‘Choice’ has increasingly become a fundamental aspect of Western public health policy and practice since the late 20th century. For maternity care, it is a buzzword that has generated a growing body of research around how to best support decision-making and achieve informed choice among women. However, promoting more service user autonomy and care experiences that are aligned with personal values can lead to complex trade-offs, as choices are based on more sophisticated, expanding services with less reliance on a clinician’s intuitive judgment. While sometimes maternity care professionals believe they are offering choice, in reality, women still have a limited role in decision-making and do not feel their care is presented as a choice.
Is choice really so complex?
We often hear about the ‘burden’ of choice, and how difficult it can be to make one in complex situations or when there are many options before us. Long-standing understandings of decision-making and choice often assume that the decider uses a rational process to weigh up and decide between all available options. This idea of a ‘rational’ decision-making process is connected to classical decision theory, a concept developed during the 1950s. However, in reality, humans rarely make choices according to the standards of classical decision theory, even though the quality of their decision-making is judged based on the prescripts of this long-standing theory, despite its inadequacies.
Women’s decision-making and choice about pregnancy and birth care is a dynamic process.
‘Shared decision-making’ is a collaborative approach where clinicians support service users to reach a decision about their care. While shared-decision-making principles have been well-established, there are barriers to implementing them in practice.
Understanding decision-making and choice through research
Understanding decision-making and choice assumptions is important because there is growing evidence of the benefits of different options for maternity care in Western settings, as well as the notion of reproductive choice as a human right. As research studies increasingly collate evidence concerning the clinical outcomes of different care options, it should follow that we also bring together the findings about women’s experiences of choosing these options.

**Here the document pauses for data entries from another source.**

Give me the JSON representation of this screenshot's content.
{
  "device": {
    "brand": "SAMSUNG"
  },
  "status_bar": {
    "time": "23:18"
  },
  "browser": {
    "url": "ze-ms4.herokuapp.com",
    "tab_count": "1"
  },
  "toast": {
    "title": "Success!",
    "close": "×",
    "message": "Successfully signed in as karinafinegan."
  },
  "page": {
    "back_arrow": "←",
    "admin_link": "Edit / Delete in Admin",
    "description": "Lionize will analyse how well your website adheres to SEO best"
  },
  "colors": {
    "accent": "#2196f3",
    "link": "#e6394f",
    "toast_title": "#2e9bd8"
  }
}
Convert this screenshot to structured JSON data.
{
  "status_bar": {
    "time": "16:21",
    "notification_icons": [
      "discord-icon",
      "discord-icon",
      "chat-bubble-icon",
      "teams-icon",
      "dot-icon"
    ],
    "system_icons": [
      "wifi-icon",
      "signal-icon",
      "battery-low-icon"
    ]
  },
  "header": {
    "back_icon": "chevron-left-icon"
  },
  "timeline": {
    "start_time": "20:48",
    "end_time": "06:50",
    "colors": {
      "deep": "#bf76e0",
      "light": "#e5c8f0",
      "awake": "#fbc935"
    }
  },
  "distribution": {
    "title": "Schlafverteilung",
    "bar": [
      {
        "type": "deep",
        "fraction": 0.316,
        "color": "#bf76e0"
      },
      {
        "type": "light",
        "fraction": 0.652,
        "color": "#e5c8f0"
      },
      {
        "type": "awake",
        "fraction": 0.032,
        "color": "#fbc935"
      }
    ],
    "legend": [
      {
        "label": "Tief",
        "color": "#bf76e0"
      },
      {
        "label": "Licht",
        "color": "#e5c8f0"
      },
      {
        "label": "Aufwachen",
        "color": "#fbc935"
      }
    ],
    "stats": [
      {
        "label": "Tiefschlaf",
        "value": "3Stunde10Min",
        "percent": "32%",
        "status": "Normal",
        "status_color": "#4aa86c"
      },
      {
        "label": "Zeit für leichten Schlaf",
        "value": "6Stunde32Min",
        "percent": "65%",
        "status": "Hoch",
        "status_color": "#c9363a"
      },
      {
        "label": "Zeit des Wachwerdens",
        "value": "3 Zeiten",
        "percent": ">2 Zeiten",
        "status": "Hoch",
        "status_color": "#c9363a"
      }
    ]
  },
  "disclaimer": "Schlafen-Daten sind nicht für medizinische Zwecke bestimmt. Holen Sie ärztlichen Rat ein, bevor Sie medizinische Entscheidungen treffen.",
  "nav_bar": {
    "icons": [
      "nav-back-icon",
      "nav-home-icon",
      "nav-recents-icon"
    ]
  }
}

Reviewing a breadth of research all together can be helpful for elucidating complex phenomena, especially those that carry assumptions about what is optimal and what is not. Reviews also help researchers evaluate the quality of studies conducted on a specific area and determine whether there are any gaps in the literature. The aim of our review, published in BMC Pregnancy and Childbirth, was to describe and interpret qualitative research on women’s experiences of decision-making and choice about their pregnancy and birth care. Given the prominence of choice in health policy, we wanted to shed light on how this has been addressed in research to date and what the findings indicate.
Findings and conceptual model
We reviewed 37 original studies and conducted a meta-synthesis of these studies’ findings. A meta-synthesis involves bringing all of the qualitative data from a review together and re-analyzing it, in order to discover essential features across the body of literature. Because decision-making and choice are complex phenomena, we developed a conceptual model based on our analysis to bring all of these features together into one, presented in Figure 1:
The model takes into account the three essential themes that emerged from the meta-synthesis:
- ‘Uncertainty’ encompasses several different experiences that are related to mothers’ concerns about the unknown and the course of pregnancy, childbirth and maternity care, all of which shape women’s decision-making and the options they ultimately pursue.
- Women frequently discuss their maternity experiences in terms of control, whether it be losing it, maintaining it or reclaiming it. We chose to shift the perspective to ‘Bodily autonomy and integrity’ because ‘control’ is not always explicitly stated by participants, and experiences often refer back to the body.
- ‘Performing good motherhood’ is related to responsibility and risk, which are often ascribed to mothers to manage, as well as the gendered cultural norm that ‘good’ motherhood and birth takes place in a hospital with a team of medical professionals.
The model also recognizes that decision-making is an active process, so these themes are connected through three inter-linking actions:
- ‘Information gathering’ illustrates the multiplicity of information-seeking and what women specifically gain from different sources.
- ‘Balancing aspects of a choice’ is concerned with looking at how women consider the different options available to them and, essentially, weigh the advantages and disadvantages of those they encounter.
- In terms of decision-making, an important part of the process is ‘Aligning with a birth philosophy’, or perspectives that inform the ways in which people understand the world and life in it, further shaping the information women access, the care opinions they ultimately choose and the ways they justify their choices.
An important finding from our review is that decision-making and choice are temporal, or related to time. For pregnancy and birth, they are made within a defined period, and often invoke both the past, whether this is personal, familial, social or historical, and the future. Finally, our discussion highlighted the importance of embodiment in maternal health experiences and how this is connected to experiences of decision-making and choice.
Conclusions and recommendations
Our findings indicate that women’s decision-making and choice about pregnancy and birth care is a dynamic process that is not always straightforward. This means that the use of prescriptive and rigid theoretical frameworks, like classical decision theory, for decision-making and choice need to be rethought. Policymakers and practitioners alike should examine critically current choice frameworks to ascertain whether they truly allow for flexibility in decision-making. Health systems should embrace more fluid, personalized models of care, such as midwife-led continuity models of care, to augment service users’ decision-making agency.